Judge to consider Samsung's questions about jury foreman
- 09 November, 2012 10:41
A court in California said Thursday that it would consider Samsung Electronics' concern that the foreman of the jury deciding a patent infringement lawsuit between Apple and Samsung had concealed information.
A jury in California decided in August that the South Korean company must pay Apple US$1.05 billion for infringing several of its patents in Samsung smartphones and tablets.
Samsung has, however, asked for a new trial of the case, alleging that the foreman of the jury, Velvin Hogan, was untruthful and biased. In the voir dire, a court procedure of questioning prospective jurors for potential bias, Hogan did not mention that he had been sued by his former employer, Seagate, for breach of contract after he failed to repay a promissory note in 1993 and filed for bankruptcy six months later, according to the filing on Oct. 2.
Samsung has a "substantial strategic relationship with Seagate," and is the single largest direct shareholder of the hard drive manufacturer after selling it a business division last year, it said in the filing.
On Oct. 30, Samsung filed a motion to compel Apple to disclose the circumstances and timing of Apple's discovery of certain information regarding the jury foreman.
Judge Lucy H. Koh of the District Court for the Northern District of California, San Jose division, wrote in her order on Thursday that the court will consider the questions "of whether the jury foreperson concealed information during voir dire, whether any concealed information was material, and whether any concealment constituted misconduct."
"An assessment of such issues is intertwined with the question of whether and when Apple had a duty to disclose the circumstances and timing of its discovery of information about the foreperson," Judge Koh wrote.

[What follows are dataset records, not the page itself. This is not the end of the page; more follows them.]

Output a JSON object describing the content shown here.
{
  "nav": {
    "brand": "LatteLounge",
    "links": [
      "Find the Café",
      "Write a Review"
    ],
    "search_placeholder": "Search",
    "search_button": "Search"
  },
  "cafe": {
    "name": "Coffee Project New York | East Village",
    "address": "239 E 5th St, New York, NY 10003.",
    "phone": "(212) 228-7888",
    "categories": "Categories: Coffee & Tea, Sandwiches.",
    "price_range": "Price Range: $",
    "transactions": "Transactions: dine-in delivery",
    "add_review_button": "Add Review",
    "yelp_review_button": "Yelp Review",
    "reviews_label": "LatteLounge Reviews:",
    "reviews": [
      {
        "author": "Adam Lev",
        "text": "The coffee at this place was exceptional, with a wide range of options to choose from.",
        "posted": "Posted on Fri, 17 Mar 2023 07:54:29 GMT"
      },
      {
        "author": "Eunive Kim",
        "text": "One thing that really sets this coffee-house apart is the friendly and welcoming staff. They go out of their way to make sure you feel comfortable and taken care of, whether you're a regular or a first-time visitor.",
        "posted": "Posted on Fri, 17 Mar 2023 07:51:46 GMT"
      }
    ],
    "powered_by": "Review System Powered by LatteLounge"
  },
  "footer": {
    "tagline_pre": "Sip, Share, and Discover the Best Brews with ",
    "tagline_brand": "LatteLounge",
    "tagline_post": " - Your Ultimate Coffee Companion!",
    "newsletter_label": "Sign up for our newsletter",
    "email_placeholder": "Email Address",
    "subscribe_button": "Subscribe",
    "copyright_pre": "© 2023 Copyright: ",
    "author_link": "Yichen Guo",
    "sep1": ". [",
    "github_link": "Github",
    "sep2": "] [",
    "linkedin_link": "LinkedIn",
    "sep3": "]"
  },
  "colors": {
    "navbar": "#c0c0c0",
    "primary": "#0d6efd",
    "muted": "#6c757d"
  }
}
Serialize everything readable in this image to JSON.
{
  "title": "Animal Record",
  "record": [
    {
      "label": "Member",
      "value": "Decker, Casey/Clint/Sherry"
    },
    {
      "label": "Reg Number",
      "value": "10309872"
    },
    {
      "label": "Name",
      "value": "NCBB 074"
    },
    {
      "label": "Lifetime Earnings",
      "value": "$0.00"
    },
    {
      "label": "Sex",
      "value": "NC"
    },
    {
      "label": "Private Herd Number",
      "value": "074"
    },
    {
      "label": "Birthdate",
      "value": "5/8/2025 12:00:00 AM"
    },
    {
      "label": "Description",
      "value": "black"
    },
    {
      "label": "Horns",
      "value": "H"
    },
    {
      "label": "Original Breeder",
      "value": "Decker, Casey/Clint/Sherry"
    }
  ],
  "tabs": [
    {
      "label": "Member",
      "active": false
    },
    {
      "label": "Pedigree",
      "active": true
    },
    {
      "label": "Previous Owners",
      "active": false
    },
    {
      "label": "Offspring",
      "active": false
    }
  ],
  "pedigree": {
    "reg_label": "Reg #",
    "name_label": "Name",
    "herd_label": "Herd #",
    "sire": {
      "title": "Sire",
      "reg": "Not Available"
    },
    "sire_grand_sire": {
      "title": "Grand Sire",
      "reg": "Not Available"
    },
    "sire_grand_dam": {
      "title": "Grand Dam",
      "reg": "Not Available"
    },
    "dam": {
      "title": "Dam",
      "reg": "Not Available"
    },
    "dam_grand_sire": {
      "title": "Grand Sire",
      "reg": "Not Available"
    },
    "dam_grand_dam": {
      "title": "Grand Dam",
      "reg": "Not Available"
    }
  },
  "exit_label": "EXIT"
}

The court will address Samsung's motion to compel at a Dec. 6 hearing. If the court grants the motion, it will likely order supplemental briefing before ruling on Samsung's motion for judgment as a matter of law, Koh said.